Senator Dick Durbin and other Democrats are asking energy drink companies not to market to children. The Illinois Democrat and his colleagues sent letters to 17 energy drink companies asking that they voluntarily list, on the label, the amount of caffeine in a product as well as any adverse events associated with consuming the drinks. Earlier this year, Senator Durbin co-authored a report entitled “What’s all the Buzz about?” which highlighted the inconsistencies in the labeling and classification of energy drinks. The report found high levels of caffeine in the energy drinks that exceeded what is considered safe in soda by the Food and Drug Administration. The report also found that adolescent consumers are frequent targets for the marketing pitches of energy drink companies. Product design and placement on store shelves help to create product images that appeal to children and teens.
WASHINGTON (AP) - Looking for a new way to get that jolt of caffeine energy? Food companies are betting snacks like potato chips, jelly beans and gum with a caffeinated kick could be just the answer.
The Food and Drug Administration is closely watching the marketing of these foods and wants to know more about their safety.
The FDA said Monday it will look at the foods' effects on children in response to a caffeinated gum introduced this week by Wrigley. Alert Energy Gum promises "the right energy, right now."
The agency is already investigating the safety of energy drinks and energy shots, prompted by consumer reports of illness and death.
A few products that have added caffeine:
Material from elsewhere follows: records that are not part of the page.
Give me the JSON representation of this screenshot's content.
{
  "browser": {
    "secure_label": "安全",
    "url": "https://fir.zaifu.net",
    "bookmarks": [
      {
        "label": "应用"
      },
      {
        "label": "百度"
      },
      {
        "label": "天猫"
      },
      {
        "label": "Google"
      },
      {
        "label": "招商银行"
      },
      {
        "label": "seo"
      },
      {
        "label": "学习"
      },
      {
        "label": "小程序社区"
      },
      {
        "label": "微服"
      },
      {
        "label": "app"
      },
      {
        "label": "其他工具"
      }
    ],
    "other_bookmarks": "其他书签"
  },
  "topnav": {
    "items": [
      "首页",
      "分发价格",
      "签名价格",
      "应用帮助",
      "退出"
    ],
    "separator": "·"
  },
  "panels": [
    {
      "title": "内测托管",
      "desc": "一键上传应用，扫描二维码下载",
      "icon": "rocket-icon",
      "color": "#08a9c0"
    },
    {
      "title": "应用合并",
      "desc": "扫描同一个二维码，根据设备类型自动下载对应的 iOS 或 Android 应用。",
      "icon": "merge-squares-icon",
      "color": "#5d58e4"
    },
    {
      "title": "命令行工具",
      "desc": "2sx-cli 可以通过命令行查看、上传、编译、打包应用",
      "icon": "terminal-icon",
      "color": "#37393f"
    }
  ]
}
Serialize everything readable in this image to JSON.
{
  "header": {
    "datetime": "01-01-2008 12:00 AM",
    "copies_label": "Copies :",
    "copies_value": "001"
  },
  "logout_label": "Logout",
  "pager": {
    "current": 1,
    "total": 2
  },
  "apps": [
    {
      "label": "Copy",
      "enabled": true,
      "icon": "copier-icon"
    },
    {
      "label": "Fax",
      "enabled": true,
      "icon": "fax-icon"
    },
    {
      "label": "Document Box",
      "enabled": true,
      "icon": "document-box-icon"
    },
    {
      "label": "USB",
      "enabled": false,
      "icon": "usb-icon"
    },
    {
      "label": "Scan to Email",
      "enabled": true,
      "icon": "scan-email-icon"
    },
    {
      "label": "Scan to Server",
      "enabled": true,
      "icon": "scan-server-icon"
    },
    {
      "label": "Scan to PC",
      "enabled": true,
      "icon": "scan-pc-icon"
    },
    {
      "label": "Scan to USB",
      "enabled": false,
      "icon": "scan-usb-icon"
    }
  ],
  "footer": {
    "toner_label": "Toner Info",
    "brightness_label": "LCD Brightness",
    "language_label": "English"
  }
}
— Wrigley Alert Energy Gum contains about 40 milligrams a piece, or the equivalent amount found in half a cup of coffee.
— Jelly Belly Extreme Sport Beans have 50 mg of caffeine in a 100-calorie pack.
— Arma Energy Snx markets chips, trail mix and other products that contain caffeine, including "chocolate caramel cookie caffeine mix."
— Wired Waffles sells caffeinated maple syrup and "energy waffles."
— Some varieties of Frito-Lay's Cracker Jack'd Power Bites are coated wafers that include two tablespoons of ground coffee.
— Kraft's Mio Energy "water enhancer" squirts caffeine and flavoring into water.
The head of the Food and Drug Administration says writing a new menu labeling law "has gotten extremely thorny" as the agency tries to figure out who should be covered by it.
The 2010 health care law charged the FDA with requiring restaurants and other establishments that serve food to put calorie counts on menus and in vending machines. The agency issued a proposed rule in 2011, but the final rules have since been delayed as some non-restaurant establishments have lobbied hard to be exempt.
The FDA has said the rules may come out this spring, but the agency may not meet that deadline.